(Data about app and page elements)
============================================================
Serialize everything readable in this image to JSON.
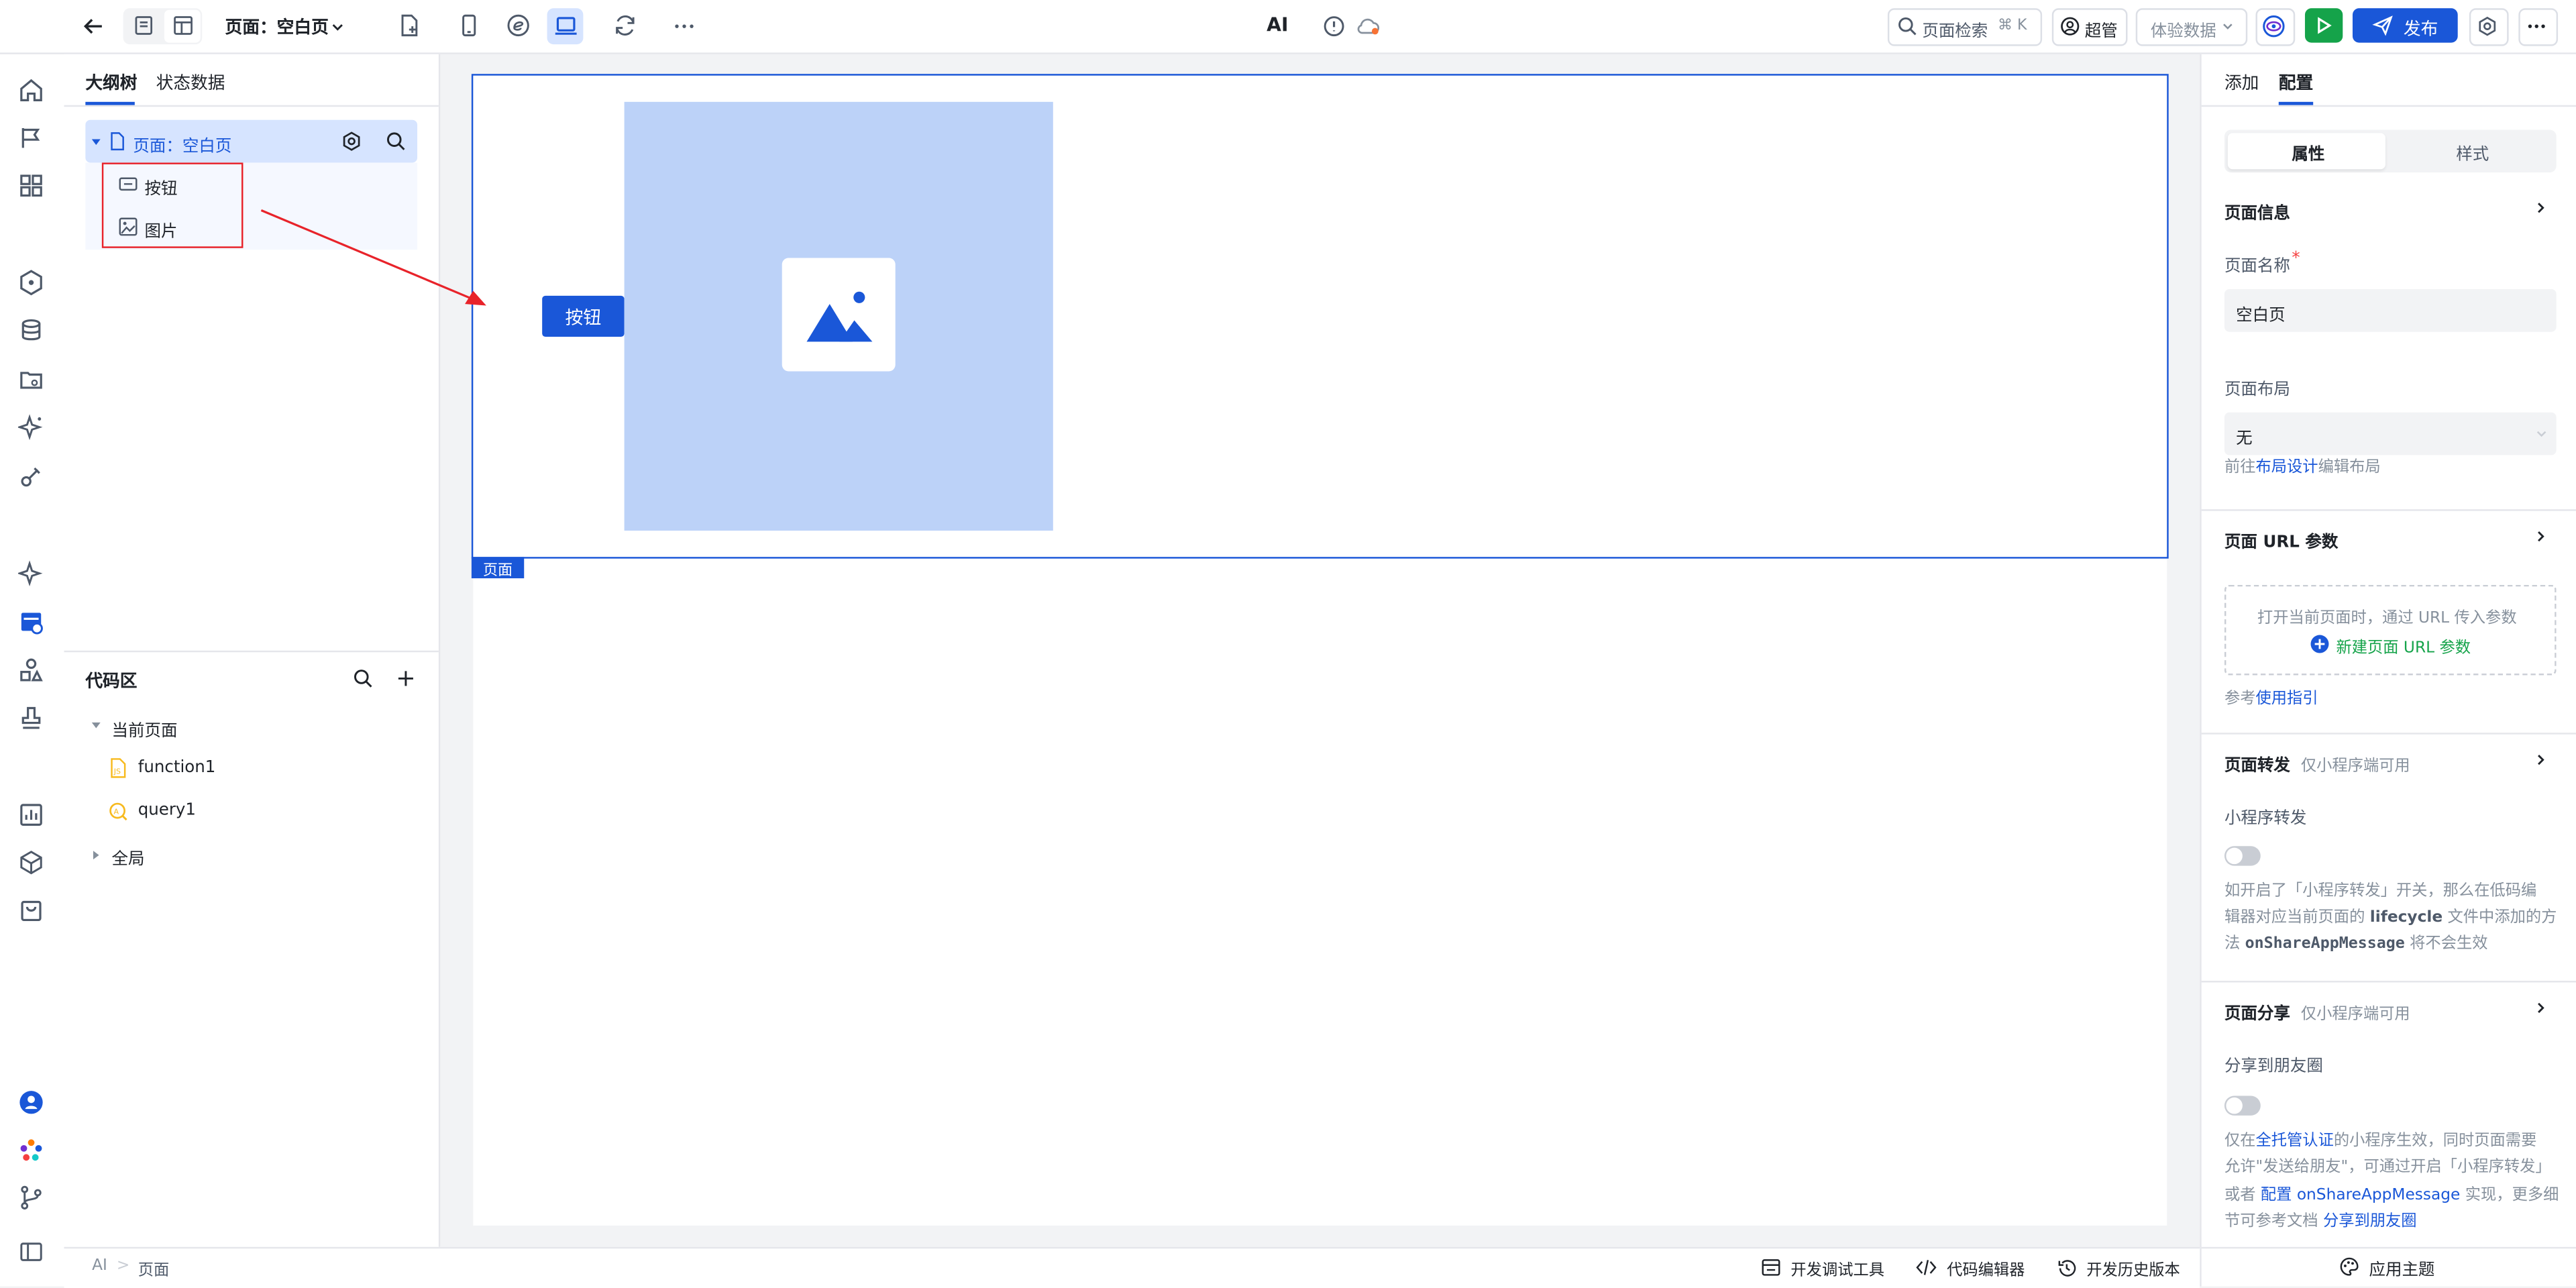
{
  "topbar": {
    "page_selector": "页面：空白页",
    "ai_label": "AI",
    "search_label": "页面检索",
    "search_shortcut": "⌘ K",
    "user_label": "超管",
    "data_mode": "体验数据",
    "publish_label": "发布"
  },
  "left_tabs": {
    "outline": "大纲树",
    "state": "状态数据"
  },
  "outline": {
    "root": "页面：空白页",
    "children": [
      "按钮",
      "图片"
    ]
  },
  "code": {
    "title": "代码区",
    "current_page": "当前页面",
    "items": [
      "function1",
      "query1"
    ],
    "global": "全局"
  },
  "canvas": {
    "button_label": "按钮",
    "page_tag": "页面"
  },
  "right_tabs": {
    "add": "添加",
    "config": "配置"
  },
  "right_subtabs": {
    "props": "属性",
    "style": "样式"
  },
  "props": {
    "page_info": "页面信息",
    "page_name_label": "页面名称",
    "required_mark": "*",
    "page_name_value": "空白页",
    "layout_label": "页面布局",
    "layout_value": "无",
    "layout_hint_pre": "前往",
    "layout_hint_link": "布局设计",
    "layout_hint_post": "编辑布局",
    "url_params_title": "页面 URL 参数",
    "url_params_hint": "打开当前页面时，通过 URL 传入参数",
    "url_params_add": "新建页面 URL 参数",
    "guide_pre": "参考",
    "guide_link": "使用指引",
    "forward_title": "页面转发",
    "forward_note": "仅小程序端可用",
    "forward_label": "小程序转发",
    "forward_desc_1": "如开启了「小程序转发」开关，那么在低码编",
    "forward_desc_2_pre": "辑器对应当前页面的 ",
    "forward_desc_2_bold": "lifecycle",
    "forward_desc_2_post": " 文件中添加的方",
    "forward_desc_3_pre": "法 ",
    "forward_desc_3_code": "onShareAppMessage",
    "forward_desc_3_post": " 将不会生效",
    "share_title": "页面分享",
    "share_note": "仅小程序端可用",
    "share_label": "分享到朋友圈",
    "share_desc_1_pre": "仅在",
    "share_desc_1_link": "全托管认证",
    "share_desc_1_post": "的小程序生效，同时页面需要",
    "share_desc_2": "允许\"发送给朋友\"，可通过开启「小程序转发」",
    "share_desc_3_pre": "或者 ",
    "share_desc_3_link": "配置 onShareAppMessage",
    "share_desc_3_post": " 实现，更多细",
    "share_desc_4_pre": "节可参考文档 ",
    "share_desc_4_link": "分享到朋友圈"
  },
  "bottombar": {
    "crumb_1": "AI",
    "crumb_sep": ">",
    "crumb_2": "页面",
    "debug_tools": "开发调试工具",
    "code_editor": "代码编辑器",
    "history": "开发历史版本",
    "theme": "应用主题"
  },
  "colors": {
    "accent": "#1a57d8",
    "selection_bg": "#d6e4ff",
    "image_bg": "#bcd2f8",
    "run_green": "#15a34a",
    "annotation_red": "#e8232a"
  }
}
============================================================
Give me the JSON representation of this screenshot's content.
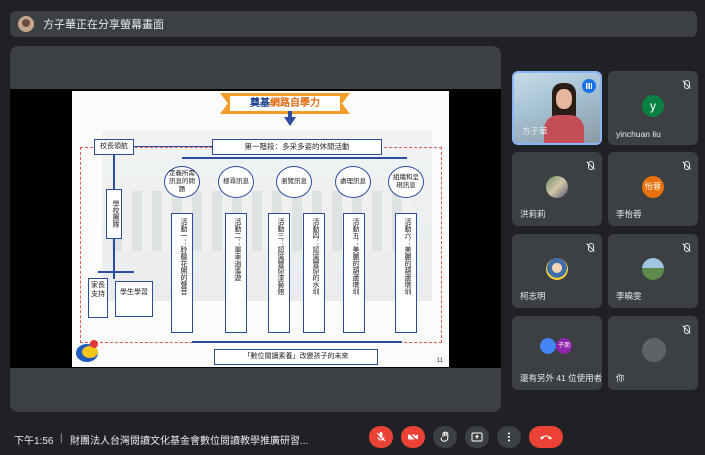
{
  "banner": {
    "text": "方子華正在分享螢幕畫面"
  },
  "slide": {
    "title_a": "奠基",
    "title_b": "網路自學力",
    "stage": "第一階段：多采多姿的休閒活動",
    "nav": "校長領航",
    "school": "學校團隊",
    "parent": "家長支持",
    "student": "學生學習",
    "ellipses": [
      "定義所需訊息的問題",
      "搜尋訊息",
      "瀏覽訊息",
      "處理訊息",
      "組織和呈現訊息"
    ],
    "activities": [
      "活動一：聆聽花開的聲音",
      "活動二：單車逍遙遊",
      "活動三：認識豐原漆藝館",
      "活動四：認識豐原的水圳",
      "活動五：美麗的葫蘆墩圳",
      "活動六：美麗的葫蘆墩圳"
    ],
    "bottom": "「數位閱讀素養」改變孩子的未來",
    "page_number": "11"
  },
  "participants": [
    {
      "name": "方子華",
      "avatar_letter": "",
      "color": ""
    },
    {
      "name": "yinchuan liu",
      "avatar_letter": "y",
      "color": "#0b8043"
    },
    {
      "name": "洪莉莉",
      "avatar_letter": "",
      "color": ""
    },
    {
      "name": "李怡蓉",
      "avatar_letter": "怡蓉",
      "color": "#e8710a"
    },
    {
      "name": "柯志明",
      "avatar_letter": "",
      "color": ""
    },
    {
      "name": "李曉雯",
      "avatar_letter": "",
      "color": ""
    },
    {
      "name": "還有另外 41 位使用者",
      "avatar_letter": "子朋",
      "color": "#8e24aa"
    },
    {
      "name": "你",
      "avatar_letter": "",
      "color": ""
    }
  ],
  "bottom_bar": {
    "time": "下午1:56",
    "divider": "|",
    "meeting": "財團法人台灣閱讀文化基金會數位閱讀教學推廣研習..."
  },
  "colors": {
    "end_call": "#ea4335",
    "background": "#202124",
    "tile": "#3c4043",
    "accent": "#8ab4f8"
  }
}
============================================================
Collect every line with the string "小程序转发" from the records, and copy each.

    "forward_label": "小程序转发",
    "forward_desc_1": "如开启了「小程序转发」开关，那么在低码编",
    "share_desc_2": "允许\"发送给朋友\"，可通过开启「小程序转发」",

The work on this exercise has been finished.